Sheeley, Neil Rolfson (1965) Measurements of solar magnetic fields. Dissertation (Ph.D.), California Institute of Technology. http://resolver.caltech.edu/CaltechETD:etd-01262004-142433
NOTE: Text or symbols not renderable in plain ASCII are indicated by [...]. Abstract is included in .pdf document.
The photographic technique of Leighton (1) has been used to obtain high resolution measurements of photospheric magnetic fields with the following chief results:
1. "Source fluxes", [...](defined as the average of the absolute values of the total fluxes of positive and negative polarity in a bipolar magnetic region on the day when this average is largest), of bipolar magnetic regions (BMRs) have been measured as a function of the "size", [...], of the associated sunspot activity. [[...] is defined to be the area covered by all of the sunspots of a group (umbras plus penumbras of both leading and following parts) on the day when this area is largest.] The source fluxes were found to satisfy [...] = 1.2[...] within about ? 50%, where [...] is in "solar flux units" (1 SFU = [...] maxwells) and [...] is in units of [...]. Within measurement accuracy there was no imbalance of flux of positive and negative magnetic polarity in the BMRs observed, provided that the photographically-obtained fluxes were supplemented by the fluxes in the umbras of sunspots, as calculated from Mount Wilson observations.
2. Two BMRs were traced for the first few months following their birth. The development of each was semiquantitatively what one would expect if the random-walk (2) plus solar differential rotation were the only means of flux transport on the solar surface.
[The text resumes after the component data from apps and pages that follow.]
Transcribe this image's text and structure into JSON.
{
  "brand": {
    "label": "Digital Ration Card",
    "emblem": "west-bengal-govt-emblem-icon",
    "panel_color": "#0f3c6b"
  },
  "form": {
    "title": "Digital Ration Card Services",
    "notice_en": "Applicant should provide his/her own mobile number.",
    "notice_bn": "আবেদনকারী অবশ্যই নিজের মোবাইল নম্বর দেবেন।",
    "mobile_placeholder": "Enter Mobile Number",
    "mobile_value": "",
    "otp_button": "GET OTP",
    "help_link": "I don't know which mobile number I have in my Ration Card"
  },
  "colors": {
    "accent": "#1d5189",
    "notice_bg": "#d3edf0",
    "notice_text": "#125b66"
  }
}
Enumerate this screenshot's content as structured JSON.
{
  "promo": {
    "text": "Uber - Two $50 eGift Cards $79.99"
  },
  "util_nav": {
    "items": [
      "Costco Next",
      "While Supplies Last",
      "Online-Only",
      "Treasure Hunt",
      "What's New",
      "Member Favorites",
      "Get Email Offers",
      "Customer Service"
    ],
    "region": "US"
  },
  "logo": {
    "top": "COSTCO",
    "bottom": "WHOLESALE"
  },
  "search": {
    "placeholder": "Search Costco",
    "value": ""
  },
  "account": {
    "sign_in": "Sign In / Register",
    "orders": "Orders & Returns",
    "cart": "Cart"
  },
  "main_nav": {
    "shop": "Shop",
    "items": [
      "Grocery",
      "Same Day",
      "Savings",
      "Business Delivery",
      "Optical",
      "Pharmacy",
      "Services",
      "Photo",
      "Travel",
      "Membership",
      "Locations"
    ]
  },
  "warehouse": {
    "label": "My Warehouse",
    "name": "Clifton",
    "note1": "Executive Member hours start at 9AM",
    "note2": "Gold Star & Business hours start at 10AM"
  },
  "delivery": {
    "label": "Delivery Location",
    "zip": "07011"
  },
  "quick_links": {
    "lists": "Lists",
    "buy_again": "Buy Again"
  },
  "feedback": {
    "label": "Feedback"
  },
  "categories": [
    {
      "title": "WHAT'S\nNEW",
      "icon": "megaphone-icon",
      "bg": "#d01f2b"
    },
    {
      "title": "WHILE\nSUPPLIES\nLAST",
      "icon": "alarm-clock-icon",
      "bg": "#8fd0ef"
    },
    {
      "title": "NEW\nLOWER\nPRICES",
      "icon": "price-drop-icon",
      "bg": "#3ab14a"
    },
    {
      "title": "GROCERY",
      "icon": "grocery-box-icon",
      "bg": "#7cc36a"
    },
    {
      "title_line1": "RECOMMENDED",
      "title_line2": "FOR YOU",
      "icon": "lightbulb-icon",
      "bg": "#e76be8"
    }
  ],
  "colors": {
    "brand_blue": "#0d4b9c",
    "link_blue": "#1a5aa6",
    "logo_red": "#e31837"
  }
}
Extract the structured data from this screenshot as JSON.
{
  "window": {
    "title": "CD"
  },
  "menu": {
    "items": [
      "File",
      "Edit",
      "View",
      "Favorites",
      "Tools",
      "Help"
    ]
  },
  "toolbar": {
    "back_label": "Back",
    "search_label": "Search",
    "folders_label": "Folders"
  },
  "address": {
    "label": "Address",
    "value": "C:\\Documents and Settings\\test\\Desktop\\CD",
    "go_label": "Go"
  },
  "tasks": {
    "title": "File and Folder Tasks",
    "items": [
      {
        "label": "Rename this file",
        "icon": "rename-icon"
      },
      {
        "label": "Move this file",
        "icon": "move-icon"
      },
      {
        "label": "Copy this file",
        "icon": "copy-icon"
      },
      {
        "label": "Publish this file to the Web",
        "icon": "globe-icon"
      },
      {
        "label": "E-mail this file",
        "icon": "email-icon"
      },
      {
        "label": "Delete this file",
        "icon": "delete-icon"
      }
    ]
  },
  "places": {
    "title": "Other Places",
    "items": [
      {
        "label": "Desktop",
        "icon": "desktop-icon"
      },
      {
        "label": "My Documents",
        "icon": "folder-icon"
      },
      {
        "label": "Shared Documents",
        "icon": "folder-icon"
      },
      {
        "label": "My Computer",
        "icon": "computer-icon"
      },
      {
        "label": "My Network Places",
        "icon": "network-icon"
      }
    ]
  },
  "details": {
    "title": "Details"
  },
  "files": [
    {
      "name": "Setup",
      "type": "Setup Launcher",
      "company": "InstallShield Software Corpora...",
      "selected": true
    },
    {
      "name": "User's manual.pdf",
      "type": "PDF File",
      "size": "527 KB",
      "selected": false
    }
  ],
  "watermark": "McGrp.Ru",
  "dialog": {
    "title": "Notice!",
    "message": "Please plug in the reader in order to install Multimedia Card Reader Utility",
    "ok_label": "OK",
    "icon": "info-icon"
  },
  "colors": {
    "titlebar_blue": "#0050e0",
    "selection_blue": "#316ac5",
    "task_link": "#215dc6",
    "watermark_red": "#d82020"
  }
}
3. In quiet regions of the solar surface, magnetic flux is distributed in small bits and fragments, and in the quietest regions, in tiny points less than 3000 km in diameter. Measurements for eight small features yielded fluxes ranging from 0.05 SFU for the very small points to 0.4 SFU for typical network fragments. The corresponding magnetic fields ranged from 200 gauss for the points to 700 gauss for the network fragments, showing that magnetic fields of a few hundred gauss are not at all uncommon for small magnetic features.
4. Polar faculae curves (3) have been calibrated to give magnetic flux on the polar caps of the sun as a function of time during the period 1905-1964. The fluxes vary cyclicly with time approximately 90[degrees] out of phase with the variation of the sunspot number for the whole solar disk with time during this same period (provided the sunspot number is given a polarity corresponding to the magnetic polarity of the following sunspots of the relevant hemisphere). The maxima of the polar fluxes vary considerably from cycle to cycle (just as the maxima of the sunspot number vary considerably from cycle to cycle), maximum fluxes ranging from 6 SFU to 21 SFU with 12 SFU being a typical maximum polar flux during the 1905-1964 period.
The principal conclusion is that these measurements are consistent with the hypothesis that all of the magnetism on the sun's surface originates in BMRs, and that it is gradually spread about the surface by the random-walk (2, 4) and differential rotation, eventually causing the cancellation and reversal of the polar fields.
|Item Type:||Thesis (Dissertation (Ph.D.))|
|Degree Grantor:||California Institute of Technology|
|Division:||Physics, Mathematics and Astronomy|
|Thesis Availability:||Public (worldwide access)|
|Defense Date:||1 January 1965|
|Default Usage Policy:||No commercial reproduction, distribution, display or performance rights in this work are provided.|
|Deposited By:||Imported from ETD-db|
|Deposited On:||29 Jan 2004|
|Last Modified:||26 Dec 2012 02:29|
- Final Version
See Usage Policy.
Repository Staff Only: item control page